How Are Multiple Implants Placed?
You won’t need an implant for every single tooth. A few implants can hold adjoining teeth in place.
The procedure for placing multiple implants is similar to that of placing one implant. You don’t necessarily need one implant for each missing tooth — just a few implants can hold multiple teeth in place. Four implants can be enough to hold an entire upper or lower teeth.
Your dentist will rst install titanium rods. These will replace some of the missing tooth roots. Later, the dentist will install crowns over the rods to replace the teeth. For example, if you’re having three teeth in a row replaced, your dentist would place two titanium implants, with a gap in between. Then, crowns would be placed over the two implants, with a false tooth in-between, supported by the implants.

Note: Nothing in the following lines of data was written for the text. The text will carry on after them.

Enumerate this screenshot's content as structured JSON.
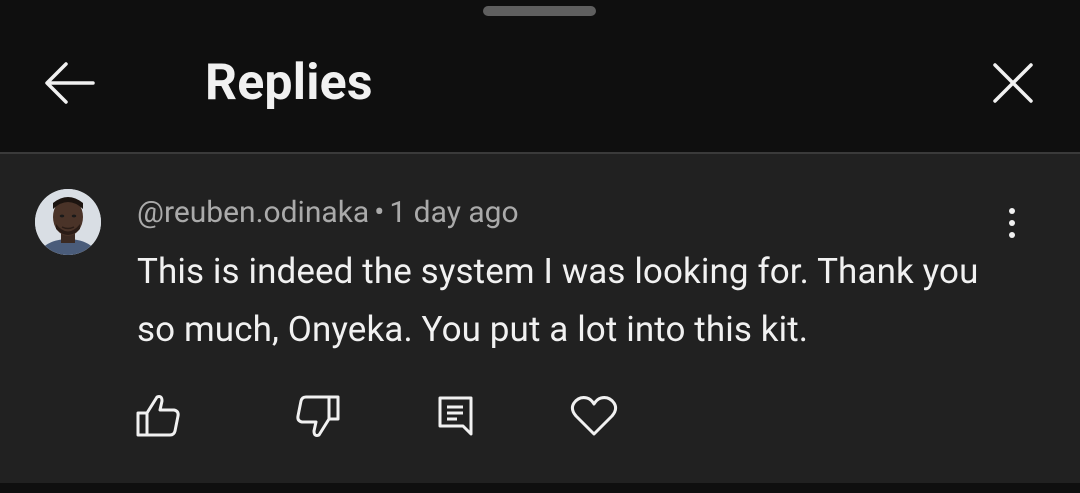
{
  "header": {
    "title": "Replies",
    "back_icon": "arrow-left-icon",
    "close_icon": "close-icon"
  },
  "comment": {
    "handle": "@reuben.odinaka",
    "separator": "•",
    "time": "1 day ago",
    "text": "This is indeed the system I was looking for. Thank you so much, Onyeka. You put a lot into this kit.",
    "avatar_icon": "avatar-photo",
    "more_icon": "more-vertical-icon"
  },
  "actions": [
    {
      "name": "like",
      "icon": "thumbs-up-icon"
    },
    {
      "name": "dislike",
      "icon": "thumbs-down-icon"
    },
    {
      "name": "reply",
      "icon": "comment-icon"
    },
    {
      "name": "heart",
      "icon": "heart-icon"
    }
  ],
  "colors": {
    "background": "#0f0f0f",
    "panel": "#212121",
    "text_primary": "#f1f1f1",
    "text_secondary": "#aaaaaa"
  }
}
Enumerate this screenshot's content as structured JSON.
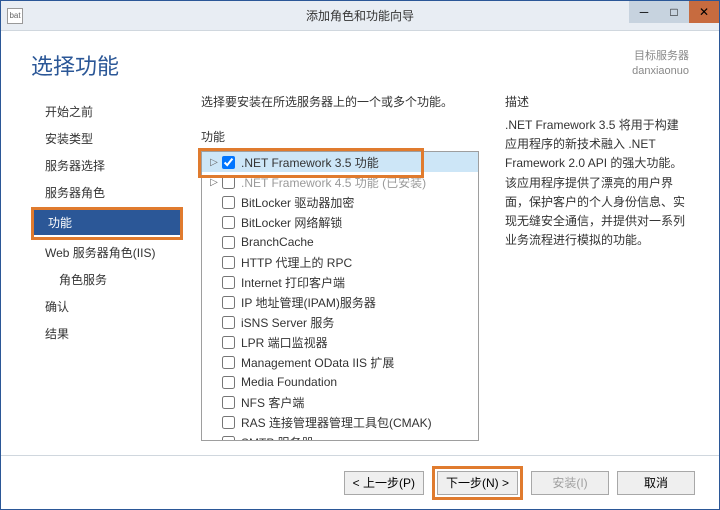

Sometimes, the titanium rods are placed in one appointment, and the crowns are placed in a second appointment after your mouth has had some time to heal from the first procedure. However, there are implants that can be placed all in the same day. Your dentist will let you know if you’re a candidate for same-day implants.
Why Are Implants A Better Option?
Only your dentist will be able to tell that you have implants — to casual observers, they’ll look like your natural teeth.
There are a couple of reasons implants are a better tooth-replacement option than dentures or a tooth-supported bridge. The feel, look, and function of dental implants is the closest you can get to natural teeth. You’ll have roughly the same amount of bite power with your implants that you had with your natural teeth, and no one looking at your smile will be able to tell the difference between the implants and your natural teeth.
Dentures can slip or move in your mouth, and tooth-supported bridges may damage the adjacent teeth that they’re attached to, leading to more dental work down the road. Neither a bridge nor a denture will restore your bite power as well as implants will — you’ll have more difficulty chewing your favorite foods.
Most importantly, dental implants can help prevent bone loss in your jaw. The titanium rods do the work that your tooth roots used to do, stimulating the bone to encourage growth. Both bridges and dentures sit on top of the gum, with no root replacement, so they can’t stimulate the jaw bone. Without stimulation, you’ll experience bone loss that can cause cosmetic, dental, and physical health problems.
What About The Cost?
Don’t write o implants because of the cost. While implants may be more expensive in the short-term, dentures and bridges will most likely need repair and replacement down the road, while properly cared for dental implants can last for the rest of your life. That makes implants a more cost-effective option in the long run.
Only your dentist can tell you if you’re a candidate for dental implants. If you have missing teeth, contact us to request information about tooth replacement.